|US20050277458 *||15 Jun 2004||15 Dec 2005||Igt||Finite pool gaming method and apparatus|
|US20050280210 *||15 Jun 2005||22 Dec 2005||Harrison Joseph E||Lottery game system and method|
|US20060030394 *||21 Jul 2004||9 Feb 2006||Igt A Nevada Corporation||Gaming method and system with a hidden image game piece|
|US20060035698 *||26 Jul 2005||16 Feb 2006||Roberts Brian J||Gaming device and method|
|US20060052160 *||14 Sep 2004||9 Mar 2006||Igt, A Nevada Corporation||Multi-player bingo game with progressive jackpots|
|US20060055108 *||13 Sep 2005||16 Mar 2006||Claude Lambert||Double sided scratch-off lottery tickets and methods of manufacturing the same|
|US20060068895 *||10 Sep 2004||30 Mar 2006||Nguyen Binh T||Apparatus for pre-determined game outcomes|
|US20060071046 *||26 Jul 2005||6 Apr 2006||Roberts Brian J||Ticket dispensing modules and method|
|US20060081674 *||5 Dec 2005||20 Apr 2006||Roberts Brian J||Ticket dispensing device, installation and displays|
|US20060166725 *||27 Jan 2005||27 Jul 2006||Igt||Lottery and gaming systems with single representation for multiple instant win game outcomes|
|US20060166729 *||27 Jan 2005||27 Jul 2006||Igt||Lottery and gaming systems with electronic instant win games|
|US20060247064 *||29 Jun 2006||2 Nov 2006||Igt||Apparatus for pre-determined game outcomes|
|US20070259708 *||28 Dec 2006||8 Nov 2007||Dow Hardy||Method and apparatus for conducting a game of chance|

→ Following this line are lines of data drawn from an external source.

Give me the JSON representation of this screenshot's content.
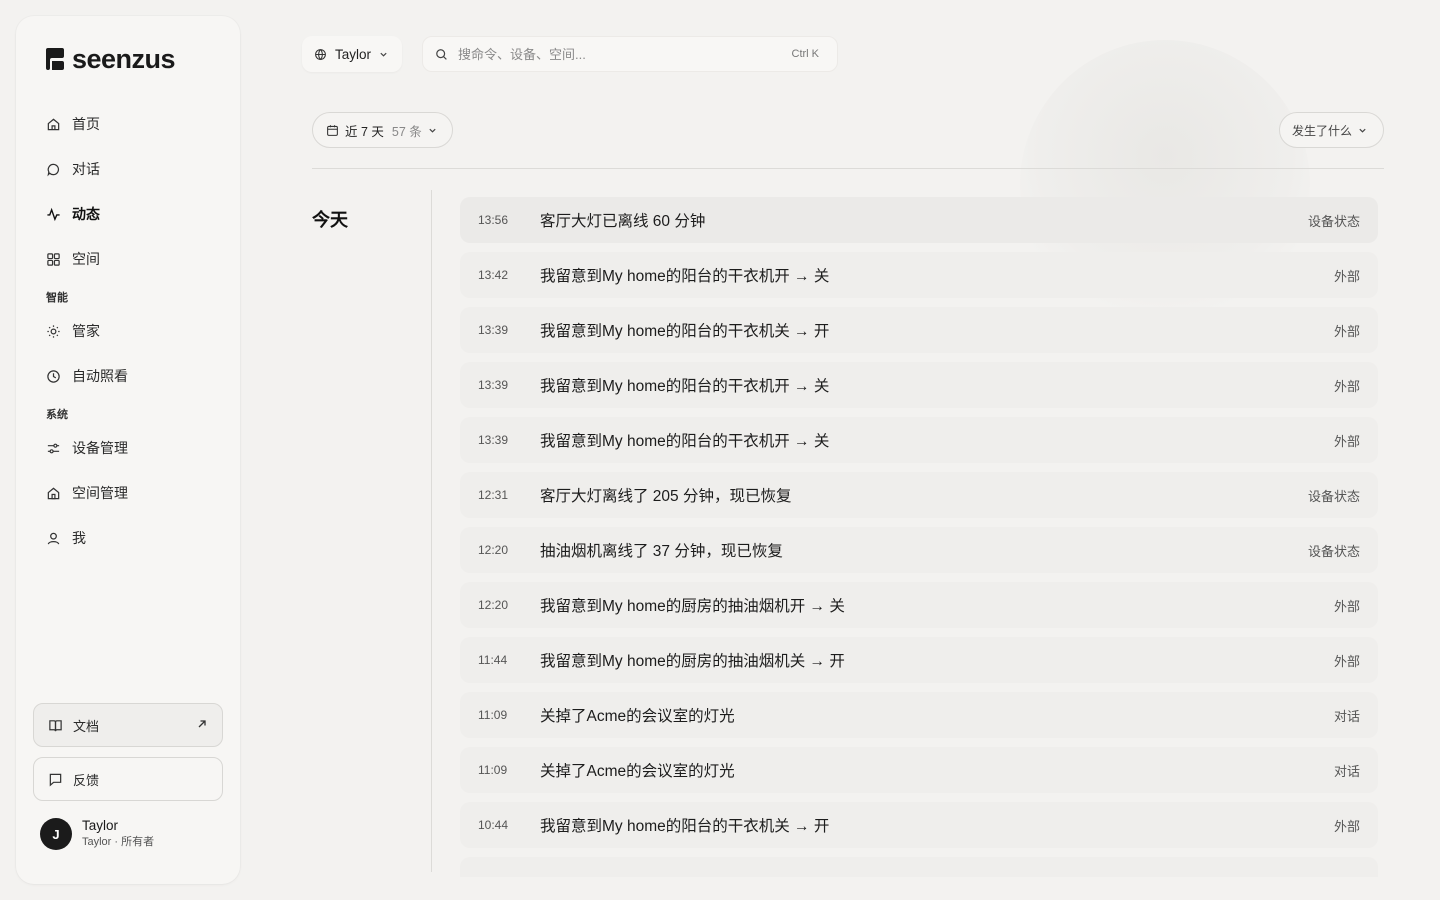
{
  "brand": {
    "name": "seenzus"
  },
  "nav": {
    "items": [
      {
        "label": "首页",
        "icon": "home-icon"
      },
      {
        "label": "对话",
        "icon": "chat-icon"
      },
      {
        "label": "动态",
        "icon": "activity-icon"
      },
      {
        "label": "空间",
        "icon": "grid-icon"
      }
    ],
    "section_smart": "智能",
    "smart_items": [
      {
        "label": "管家",
        "icon": "sun-icon"
      },
      {
        "label": "自动照看",
        "icon": "clock-icon"
      }
    ],
    "section_system": "系统",
    "system_items": [
      {
        "label": "设备管理",
        "icon": "sliders-icon"
      },
      {
        "label": "空间管理",
        "icon": "house-icon"
      },
      {
        "label": "我",
        "icon": "user-icon"
      }
    ]
  },
  "sidebar_footer": {
    "docs_label": "文档",
    "feedback_label": "反馈",
    "user_initial": "J",
    "user_name": "Taylor",
    "user_role": "Taylor · 所有者"
  },
  "topbar": {
    "space_label": "Taylor",
    "search_placeholder": "搜命令、设备、空间...",
    "shortcut": "Ctrl K"
  },
  "filters": {
    "range_label": "近 7 天",
    "range_count": "57 条",
    "what_label": "发生了什么"
  },
  "timeline": {
    "day_label": "今天",
    "events": [
      {
        "time": "13:56",
        "text": "客厅大灯已离线 60 分钟",
        "tag": "设备状态"
      },
      {
        "time": "13:42",
        "text": "我留意到My home的阳台的干衣机开 → 关",
        "tag": "外部"
      },
      {
        "time": "13:39",
        "text": "我留意到My home的阳台的干衣机关 → 开",
        "tag": "外部"
      },
      {
        "time": "13:39",
        "text": "我留意到My home的阳台的干衣机开 → 关",
        "tag": "外部"
      },
      {
        "time": "13:39",
        "text": "我留意到My home的阳台的干衣机开 → 关",
        "tag": "外部"
      },
      {
        "time": "12:31",
        "text": "客厅大灯离线了 205 分钟，现已恢复",
        "tag": "设备状态"
      },
      {
        "time": "12:20",
        "text": "抽油烟机离线了 37 分钟，现已恢复",
        "tag": "设备状态"
      },
      {
        "time": "12:20",
        "text": "我留意到My home的厨房的抽油烟机开 → 关",
        "tag": "外部"
      },
      {
        "time": "11:44",
        "text": "我留意到My home的厨房的抽油烟机关 → 开",
        "tag": "外部"
      },
      {
        "time": "11:09",
        "text": "关掉了Acme的会议室的灯光",
        "tag": "对话"
      },
      {
        "time": "11:09",
        "text": "关掉了Acme的会议室的灯光",
        "tag": "对话"
      },
      {
        "time": "10:44",
        "text": "我留意到My home的阳台的干衣机关 → 开",
        "tag": "外部"
      }
    ]
  }
}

|US20080029958 *||3 Aug 2007||7 Feb 2008||Universal Manufacturing Co.||Double-sided multiple-window game ticket|
|US20090160129 *||7 Nov 2008||25 Jun 2009||Douglas Press, Inc.||Lottery-type game with rollover feature|
|US20100056279 *||30 Aug 2008||4 Mar 2010||Yuval Rozen||Method and System for Sharing Chance Games Related Informaiton|

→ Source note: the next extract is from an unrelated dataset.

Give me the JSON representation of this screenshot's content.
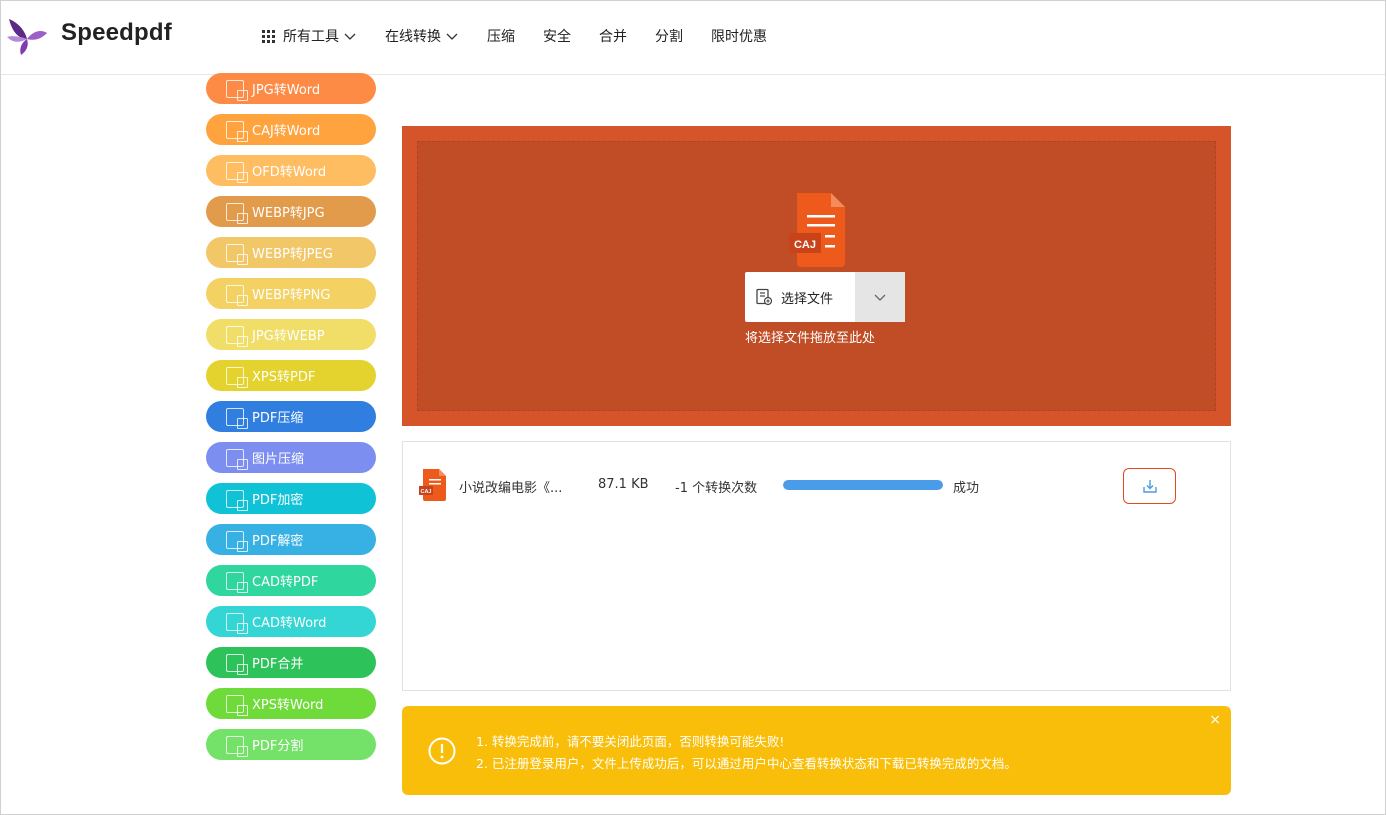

|U.S. Classification||463/17, 463/16, 273/143.00R, 273/138.2, 463/20, 273/139, 273/138.1|
|International Classification||G07F17/32, A63F3/06, A63F9/24|
|Cooperative Classification||G07F17/329, A63F2009/242, G07F17/3258, A63F3/069, G07F17/32|
|European Classification||G07F17/32K12, G07F17/32P4, A63F3/06F6, G07F17/32|
|4 Feb 2002||AS||Assignment|
Owner name: ZDI GAMING, INC., WASHINGTON
Free format text: ASSIGNMENT OF ASSIGNORS INTEREST;ASSIGNOR:GEROW, JAY E.;REEL/FRAME:012585/0124
Effective date: 19991205
|23 Jan 2007||FPAY||Fee payment|
Year of fee payment: 4
|7 Mar 2011||REMI||Maintenance fee reminder mailed|
|29 Jul 2011||LAPS||Lapse for failure to pay maintenance fees|
|20 Sep 2011||FP||Expired due to failure to pay maintenance fee|
Effective date: 20110729